FIBA – the International Basketball Federation – is recognised as one the best organised International Federations in the world today. Basketball is the second most played team sports globally.
The success of our sport depends entirely on the strength of each and every one of our member federations.
Basketball is well placed to dramatically improve both the growth and quality of our sport in all 213 member federations.
So how do we grow the game globally? How do you grow the game globally?
Under the inspiring leadership of FIBA Secretary General, Patrick Baumann, FIBA’s talented staff and commercial partners have produced an ongoing suite of support programmes available to all 213 Federations and their members clubs at no cost.
These programmes and services include:
- The FIBA Digital - Products
– FIBA Organizer and FIBA Organizer websites
– FIBA Statistics/Live Stats
- FIBA Event Manual
- Athletes Financial Handbook
- FIBA Licensed Agents Programme
- FIBA Study Centre – Basketball Facilities information
- Rules and officiating manuals, DVDs, CDs, etc.
- Mini-basketball Rules/Coaching/FIBA 33 (3on3) Rules
- and many more
Many of our Federations have utilised these initiatives very well and the results and quality of their organisation and activities are well known. Importantly, we need to learn from each other.

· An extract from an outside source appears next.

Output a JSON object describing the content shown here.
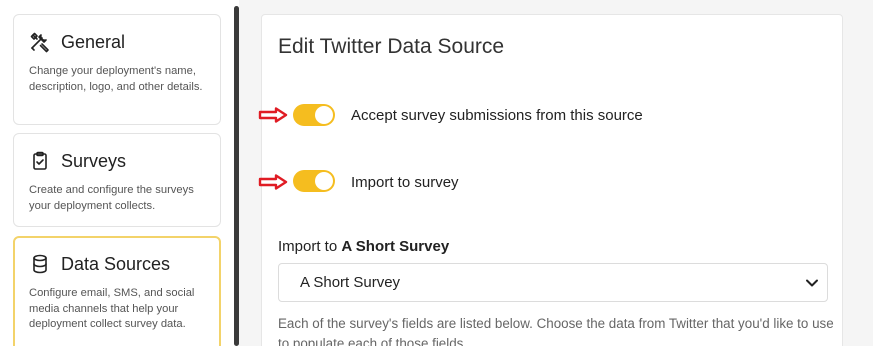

Why are Spain, USA, France and Australia always represented at the top of their zone and world standings in both male and female categories?

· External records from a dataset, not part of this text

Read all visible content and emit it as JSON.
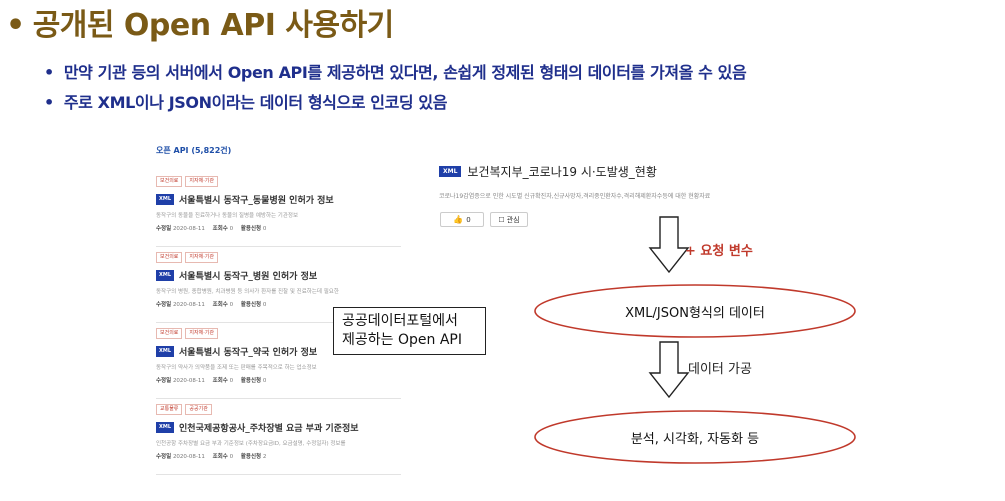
{
  "slide": {
    "title": "공개된 Open API 사용하기",
    "bullets": [
      "만약 기관 등의 서버에서 Open API를 제공하면 있다면, 손쉽게 정제된 형태의 데이터를 가져올 수 있음",
      "주로 XML이나 JSON이라는 데이터 형식으로 인코딩 있음"
    ]
  },
  "api_list": {
    "header": "오픈 API (5,822건)",
    "badge": "XML",
    "meta_labels": {
      "modified": "수정일",
      "views": "조회수",
      "usage": "활용신청"
    },
    "items": [
      {
        "tags": [
          "보건의료",
          "지자체·기관"
        ],
        "title": "서울특별시 동작구_동물병원 인허가 정보",
        "desc": "동작구의 동물을 진료하거나 동물의 질병을 예방하는 기관정보",
        "date": "2020-08-11",
        "views": "0",
        "usage": "0"
      },
      {
        "tags": [
          "보건의료",
          "지자체·기관"
        ],
        "title": "서울특별시 동작구_병원 인허가 정보",
        "desc": "동작구의 병원, 종합병원, 치과병원 등 의사가 환자를 진찰 및 진료하는데 필요한",
        "date": "2020-08-11",
        "views": "0",
        "usage": "0"
      },
      {
        "tags": [
          "보건의료",
          "지자체·기관"
        ],
        "title": "서울특별시 동작구_약국 인허가 정보",
        "desc": "동작구의 약사가 의약품을 조제 또는 판매를 주목적으로 하는 업소정보",
        "date": "2020-08-11",
        "views": "0",
        "usage": "0"
      },
      {
        "tags": [
          "교통물류",
          "공공기관"
        ],
        "title": "인천국제공항공사_주차장별 요금 부과 기준정보",
        "desc": "인천공항 주차장별 요금 부과 기준정보 (주차장요금ID, 요금설명, 수정일자) 정보를",
        "date": "2020-08-11",
        "views": "0",
        "usage": "2"
      }
    ]
  },
  "callout": [
    "공공데이터포털에서",
    "제공하는 Open API"
  ],
  "api_detail": {
    "badge": "XML",
    "title": "보건복지부_코로나19 시·도발생_현황",
    "desc": "코로나19감염증으로 인한 시도별 신규확진자,신규사망자,격리중인환자수,격리해제환자수등에 대한 현황자료",
    "like_count": "0",
    "fav_label": "관심"
  },
  "flow": {
    "step1_label": "+ 요청 변수",
    "node1": "XML/JSON형식의 데이터",
    "step2_label": "데이터 가공",
    "node2": "분석, 시각화, 자동화 등",
    "colors": {
      "ellipse_stroke": "#c0392b",
      "accent_text": "#c0392b"
    }
  }
}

The answer is that each Federation has developed strong grassroots programmes, well-organised coaching systems, professional administration with strong leadership and a desire to be the best!
Competitions are the showcase of our sport; this is how the public judge our sport; this is how we raise most of our revenue; competitions is what inspires coaches, referees, players and officials to strive for greater success.
We are in an ever-increasing sport properties competition with other sports including football, volleyball, handball and the many individual sports.
FIBA Event Manuals now prescribe in great detail event bidding, event organisation, the obligations of the host and so on.
Our event standards are rising. We have seen new benchmarks:
- Eurobasket in Spain 2007.
- Women’s Eurobasket in Latvia 2009.
- Asian Beach Games – FIBA 33 in Bali – 2009.
- Africa Women’s Championships in Madagascar (despite significant governmental internal distractions) – 2009.
- FIBA U17 Men’s Championship hosted by the German Basketball Federation in Hamburg – July 2010.
An event must also deliver a legacy for it to be considered a successful event. Legacy is more than only new basketball facilities.
A strong event legacy plan will also include post event benefits such as new and experienced volunteers, more experienced coaches, referees, score table officials, statisticians, school and grass roots programmes and so on.
- Angola secured four new stadia from their government to stage the very successful Afrobasket in 2007.
- New Zealand twinned each of the 16 National Teams competing in the FIBA Under 19 Men’s Championship in 2009 with elementary schools in the Auckland City area; instigated a celebration of New Zealand basketball history and achieved nationwide prime time television;
The relationship between leagues and federations is too often a difficult one. Club competitions are the season-long showcase for top level basketball but too often Clubs seek to go their own way and disregard the authority and expertise of the National Federation.
Basketball Australia has over the past two years “taken back” the National Basketball League and paved the way for a new structure under the authority of the Federation but with a Commission driving the re-growth of the NBL in total co-operation with the clubs.
The initiatives of FIBA Americas in creating an American League of top club teams whilst difficult to fund has progressed well after three years of Home and Away competitions.
Similarly the ASEAN league, embracing club teams in this fast growing area of basketball is to be commended and could serve as a good model in other Asian subzones.
We are constantly concerned about the lack of support for Women’s Basketball but what are we really doing about this challenge. Russia, USA, Australia, France, Spain, Brazil and China continue to show the way in promoting Women’s Basketball.
FIBA Europe created recently the “Year of Women’s Basketball” an excellent initiative – check out their website!
FIBA Americas has now given priority to Women’s Basketball in its forward plan agreed at its recent Assembly.
FIBA will convene a two-day seminar during the Women’s World Championship in Czech Republic 2-3 October when experts will contribute advice, direction and new ideas.
Finally “as a FIBA family” we must look to develop our sport at all levels and draw on the examples of those Federations - Lebanon, Jordan, to name a few - who are striving to be a world power. In recent years, we have witnessed the growth of Iran, Turkey, Slovenia, New Zealand, Chile, Croatia, Lebanon, Jordan. Let us not forget the need to continue to promote Mini Basketball and the soon to be re-launched FIBA 33. The return to the podium of Serbia, Canada, Philippines, Angola and the increasing standards in Africa through Nigeria, Senegal, Ivory Coast, Mali, will soon be challenging for the medals.
Good luck – it is time to get on with the task of growing our great game.